Simple changes to the diet can improve homocysteine levels and through supplementation with B vitamins. For best results, it’s also recommended to have yearly homocysteine tests performed to track your B vitamin targets.
B Direct With The Source
While no one can argue against the fact the body requires water-soluble B vitamins to prevent any kind of deficiency, it’s become of more importance as to how the body gets these vitamins.
It’s possible to get ample amounts of Vitamin B12 directly from protein sources such as eggs, poultry and grassfed meats but there are no guarantees that the body will absorb it. This absorption problem is especially rife in the Standard Western diet that’s usually filled with processed foods in the form of starchy carbohydrates and excess sugars, both of which can burden the digestive system.
Essential B vitamins can’t be so readily absorbed when the body is suffering with chronic inflammation, making it difficult for the body to break down what it gets from the food.

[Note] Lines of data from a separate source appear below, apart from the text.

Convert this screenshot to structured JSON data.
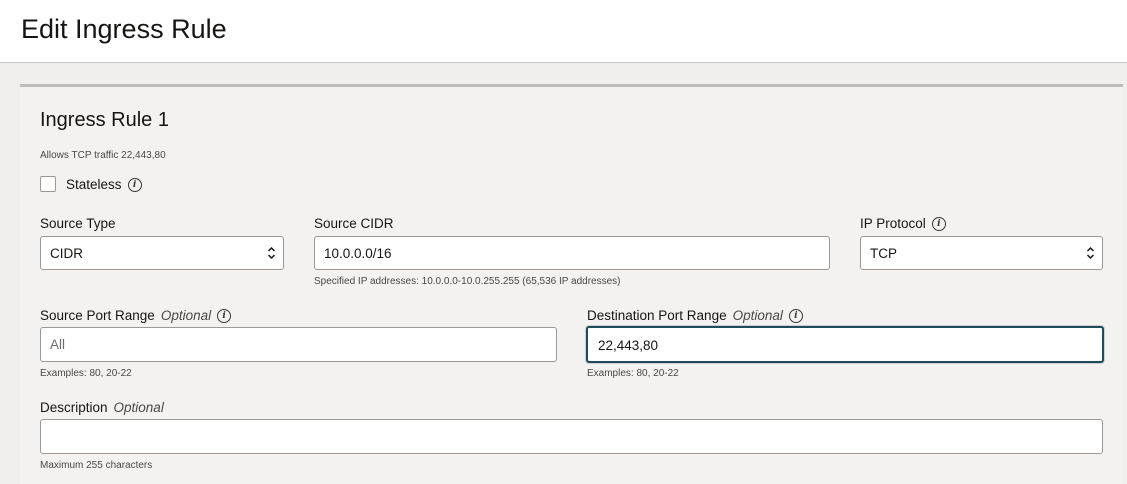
{
  "header": {
    "title": "Edit Ingress Rule"
  },
  "rule": {
    "title": "Ingress Rule 1",
    "summary": "Allows TCP traffic 22,443,80",
    "stateless_label": "Stateless",
    "stateless_checked": false
  },
  "source_type": {
    "label": "Source Type",
    "value": "CIDR"
  },
  "source_cidr": {
    "label": "Source CIDR",
    "value": "10.0.0.0/16",
    "help": "Specified IP addresses: 10.0.0.0-10.0.255.255 (65,536 IP addresses)"
  },
  "ip_protocol": {
    "label": "IP Protocol",
    "value": "TCP"
  },
  "source_port": {
    "label": "Source Port Range",
    "optional": "Optional",
    "placeholder": "All",
    "help": "Examples: 80, 20-22"
  },
  "dest_port": {
    "label": "Destination Port Range",
    "optional": "Optional",
    "value": "22,443,80",
    "help": "Examples: 80, 20-22"
  },
  "description": {
    "label": "Description",
    "optional": "Optional",
    "value": "",
    "help": "Maximum 255 characters"
  }
}
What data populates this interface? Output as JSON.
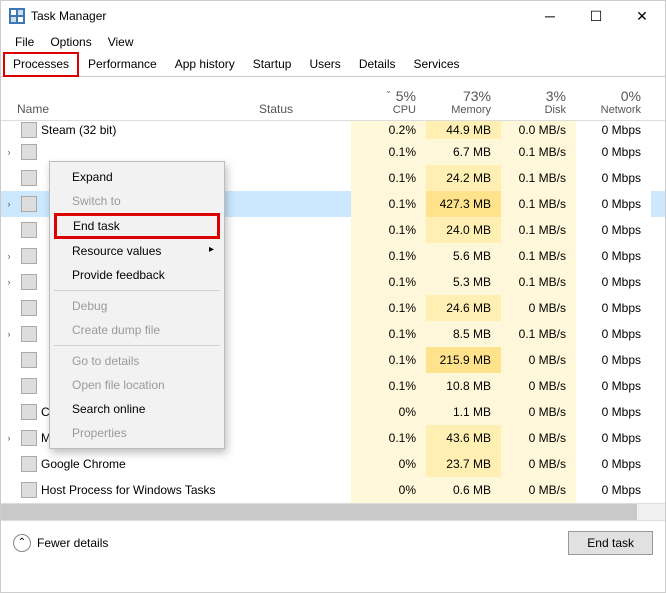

Taking a soil-based probiotic on a regular basis can help with restoring the digestive health of the system so that all of the nutrients can be readily absorbed.
Taking a highly absorbable B vitamin supplement on a daily basis, in the form of a sublingual spray can also bypass many of the common issues triggered by a poor diet. By spraying the B vitamins directly under the tongue instead of wasting the B vitamins within the small intestine where they might not be thoroughly absorbed, the sublingual B vitamins can be very quickly delivered into the bloodstream to ensure that the homocysteine levels are balanced.
The body requires an effective B vitamin spray in an easily absorbable form and if it doesn’t get its support from Vitamins B1, B2, B3, B5, B6, B7, B9 and B12 within the diet it needs the support through oral supplementation. A lack of B vitamins can cause a dangerous deficiency – so ‘B’ bright and give your body the ‘B’ vitamins it needs for long-term good health.
B4 Health Sublingual Spray is recommended for this purpose as it is 900% better absorbed than capsules and can help to maintain healthy homocysteine levels and essential nutrients within the body.
1. “Vitamin B12 deficiency can be sneaky, harmful.” Harvard Health Publications.
2. Ohio State University. “Stress Increases Blood Chemical Related To Heart Disease.” ScienceDaily.
3. “High Homocysteine Levels May Double Risk Of Dementia, Alzheimer’s Disease, New Report Suggests.” NIH/National Institute On Aging.
4. Troen et al. B-vitamin deficiency causes hyperhomocysteinemia and vascular cognitive impairment in mice. Proceedings of the National Academy of Sciences, 2008; 105 (34): 12474 DOI: 10.1073/pnas.0805350105.
5. Renzhe Cui, Hiroyasu Iso, Chigusa Date, Shogo Kikuchi, Akiko Tamakoshi for the Japan Collaborative Cohort Study Group. Dietary Folate and Vitamin B6 and B12 Intake in Relation to Mortality From Cardiovascular Diseases. Japan Collaborative Cohort Study. Stroke, 2010; DOI: 10.1161/STROKEAHA.110.578906.